Vol. 271, Issue 5249, pp. 624-626
DOI: 10.1126/science.271.5249.624

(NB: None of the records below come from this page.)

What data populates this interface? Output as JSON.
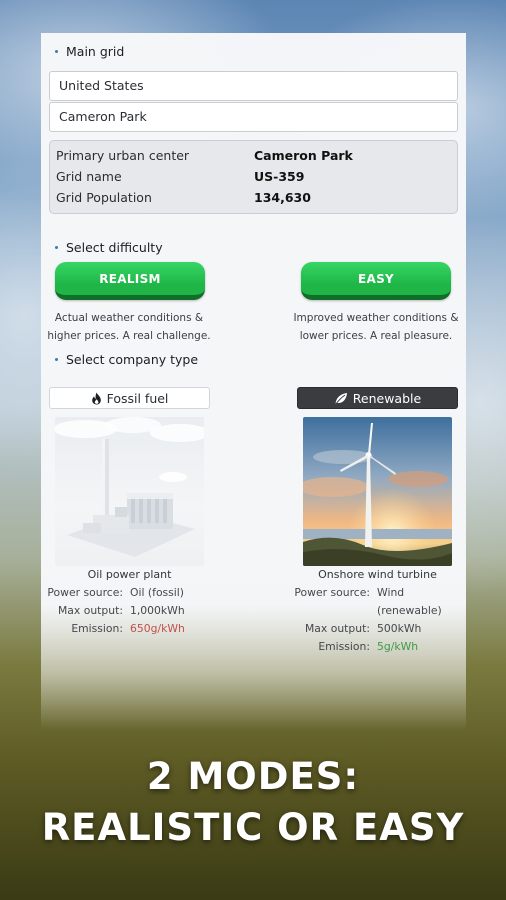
{
  "main_grid": {
    "title": "Main grid",
    "country_value": "United States",
    "city_value": "Cameron Park",
    "info": {
      "primary_urban_center_label": "Primary urban center",
      "primary_urban_center_value": "Cameron Park",
      "grid_name_label": "Grid name",
      "grid_name_value": "US-359",
      "grid_population_label": "Grid Population",
      "grid_population_value": "134,630"
    }
  },
  "difficulty": {
    "title": "Select difficulty",
    "realism_label": "REALISM",
    "realism_desc_1": "Actual weather conditions &",
    "realism_desc_2": "higher prices. A real challenge.",
    "easy_label": "EASY",
    "easy_desc_1": "Improved weather conditions &",
    "easy_desc_2": "lower prices. A real pleasure."
  },
  "company": {
    "title": "Select company type",
    "fossil": {
      "tag": "Fossil fuel",
      "icon": "flame-icon",
      "caption": "Oil power plant",
      "power_source_label": "Power source:",
      "power_source_value": "Oil (fossil)",
      "max_output_label": "Max output:",
      "max_output_value": "1,000kWh",
      "emission_label": "Emission:",
      "emission_value": "650g/kWh",
      "emission_color": "#c0504d"
    },
    "renewable": {
      "tag": "Renewable",
      "icon": "leaf-icon",
      "caption": "Onshore wind turbine",
      "power_source_label": "Power source:",
      "power_source_value_1": "Wind",
      "power_source_value_2": "(renewable)",
      "max_output_label": "Max output:",
      "max_output_value": "500kWh",
      "emission_label": "Emission:",
      "emission_value": "5g/kWh",
      "emission_color": "#3c9a4a"
    }
  },
  "promo": {
    "line1": "2 MODES:",
    "line2": "REALISTIC OR EASY"
  },
  "colors": {
    "button_green": "#1fb547",
    "accent_dot": "#3a7ab8",
    "renewable_tag_bg": "#3a3c40"
  }
}
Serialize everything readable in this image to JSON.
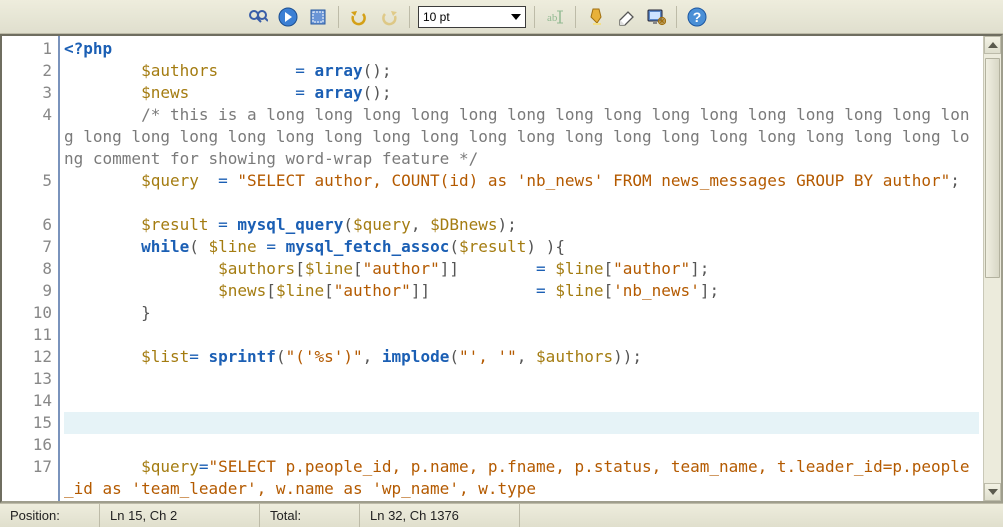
{
  "toolbar": {
    "font_size": "10 pt",
    "icons": {
      "find": "find-icon",
      "go": "go-icon",
      "rect": "rect-icon",
      "undo": "undo-icon",
      "redo": "redo-icon",
      "rename": "rename-icon",
      "highlight": "highlight-icon",
      "erase": "erase-icon",
      "display": "display-icon",
      "help": "help-icon"
    }
  },
  "gutter": {
    "lines": [
      "1",
      "2",
      "3",
      "4",
      "5",
      "6",
      "7",
      "8",
      "9",
      "10",
      "11",
      "12",
      "13",
      "14",
      "15",
      "16",
      "17"
    ],
    "heights": [
      1,
      1,
      1,
      3,
      2,
      1,
      1,
      1,
      1,
      1,
      1,
      1,
      1,
      1,
      1,
      1,
      2
    ]
  },
  "code": {
    "lines": [
      {
        "h": 1,
        "parts": [
          [
            "kw",
            "<?php"
          ]
        ]
      },
      {
        "h": 1,
        "parts": [
          [
            "plain",
            "        "
          ],
          [
            "var",
            "$authors"
          ],
          [
            "plain",
            "        "
          ],
          [
            "op",
            "= "
          ],
          [
            "fn",
            "array"
          ],
          [
            "plain",
            "();"
          ]
        ]
      },
      {
        "h": 1,
        "parts": [
          [
            "plain",
            "        "
          ],
          [
            "var",
            "$news"
          ],
          [
            "plain",
            "           "
          ],
          [
            "op",
            "= "
          ],
          [
            "fn",
            "array"
          ],
          [
            "plain",
            "();"
          ]
        ]
      },
      {
        "h": 3,
        "parts": [
          [
            "plain",
            "        "
          ],
          [
            "cmt",
            "/* this is a long long long long long long long long long long long long long long long long long long long long long long long long long long long long long long long long long long comment for showing word-wrap feature */"
          ]
        ]
      },
      {
        "h": 2,
        "parts": [
          [
            "plain",
            "        "
          ],
          [
            "var",
            "$query"
          ],
          [
            "plain",
            "  "
          ],
          [
            "op",
            "= "
          ],
          [
            "str",
            "\"SELECT author, COUNT(id) as 'nb_news' FROM news_messages GROUP BY author\""
          ],
          [
            "plain",
            ";"
          ]
        ]
      },
      {
        "h": 1,
        "parts": [
          [
            "plain",
            "        "
          ],
          [
            "var",
            "$result"
          ],
          [
            "plain",
            " "
          ],
          [
            "op",
            "= "
          ],
          [
            "fn",
            "mysql_query"
          ],
          [
            "plain",
            "("
          ],
          [
            "var",
            "$query"
          ],
          [
            "plain",
            ", "
          ],
          [
            "var",
            "$DBnews"
          ],
          [
            "plain",
            ");"
          ]
        ]
      },
      {
        "h": 1,
        "parts": [
          [
            "plain",
            "        "
          ],
          [
            "kw",
            "while"
          ],
          [
            "plain",
            "( "
          ],
          [
            "var",
            "$line"
          ],
          [
            "plain",
            " "
          ],
          [
            "op",
            "= "
          ],
          [
            "fn",
            "mysql_fetch_assoc"
          ],
          [
            "plain",
            "("
          ],
          [
            "var",
            "$result"
          ],
          [
            "plain",
            ") ){"
          ]
        ]
      },
      {
        "h": 1,
        "parts": [
          [
            "plain",
            "                "
          ],
          [
            "var",
            "$authors"
          ],
          [
            "plain",
            "["
          ],
          [
            "var",
            "$line"
          ],
          [
            "plain",
            "["
          ],
          [
            "str",
            "\"author\""
          ],
          [
            "plain",
            "]]        "
          ],
          [
            "op",
            "= "
          ],
          [
            "var",
            "$line"
          ],
          [
            "plain",
            "["
          ],
          [
            "str",
            "\"author\""
          ],
          [
            "plain",
            "];"
          ]
        ]
      },
      {
        "h": 1,
        "parts": [
          [
            "plain",
            "                "
          ],
          [
            "var",
            "$news"
          ],
          [
            "plain",
            "["
          ],
          [
            "var",
            "$line"
          ],
          [
            "plain",
            "["
          ],
          [
            "str",
            "\"author\""
          ],
          [
            "plain",
            "]]           "
          ],
          [
            "op",
            "= "
          ],
          [
            "var",
            "$line"
          ],
          [
            "plain",
            "["
          ],
          [
            "str",
            "'nb_news'"
          ],
          [
            "plain",
            "];"
          ]
        ]
      },
      {
        "h": 1,
        "parts": [
          [
            "plain",
            "        }"
          ]
        ]
      },
      {
        "h": 1,
        "parts": []
      },
      {
        "h": 1,
        "parts": [
          [
            "plain",
            "        "
          ],
          [
            "var",
            "$list"
          ],
          [
            "op",
            "= "
          ],
          [
            "fn",
            "sprintf"
          ],
          [
            "plain",
            "("
          ],
          [
            "str",
            "\"('%s')\""
          ],
          [
            "plain",
            ", "
          ],
          [
            "fn",
            "implode"
          ],
          [
            "plain",
            "("
          ],
          [
            "str",
            "\"', '\""
          ],
          [
            "plain",
            ", "
          ],
          [
            "var",
            "$authors"
          ],
          [
            "plain",
            "));"
          ]
        ]
      },
      {
        "h": 1,
        "parts": []
      },
      {
        "h": 1,
        "parts": []
      },
      {
        "h": 1,
        "current": true,
        "parts": [
          [
            "plain",
            "        "
          ]
        ]
      },
      {
        "h": 1,
        "parts": []
      },
      {
        "h": 2,
        "parts": [
          [
            "plain",
            "        "
          ],
          [
            "var",
            "$query"
          ],
          [
            "op",
            "="
          ],
          [
            "str",
            "\"SELECT p.people_id, p.name, p.fname, p.status, team_name, t.leader_id=p.people_id as 'team_leader', w.name as 'wp_name', w.type"
          ]
        ]
      }
    ]
  },
  "status": {
    "pos_label": "Position:",
    "pos_value": "Ln 15, Ch 2",
    "total_label": "Total:",
    "total_value": "Ln 32, Ch 1376"
  }
}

Carbon dioxide in the liquid and supercritical fluid states is useful as a replacement for toxic organic solvents. However, nonvolatile hydrophilic substances such as proteins, ions, and most catalysts are insoluble. This limitation was overcome by the formation of aqueous microemulsion droplets in a carbon dioxide-continuous phase with a nontoxic ammonium carboxylate perfluoropolyether surfactant. Several spectroscopic techniques consistently indicated that the properties of the droplets approach those of bulk water. The protein bovine serum albumin (BSA) with a molecular weight of 67,000 is soluble in this microemulsion and experiences an environment similar to that of native BSA in buffer.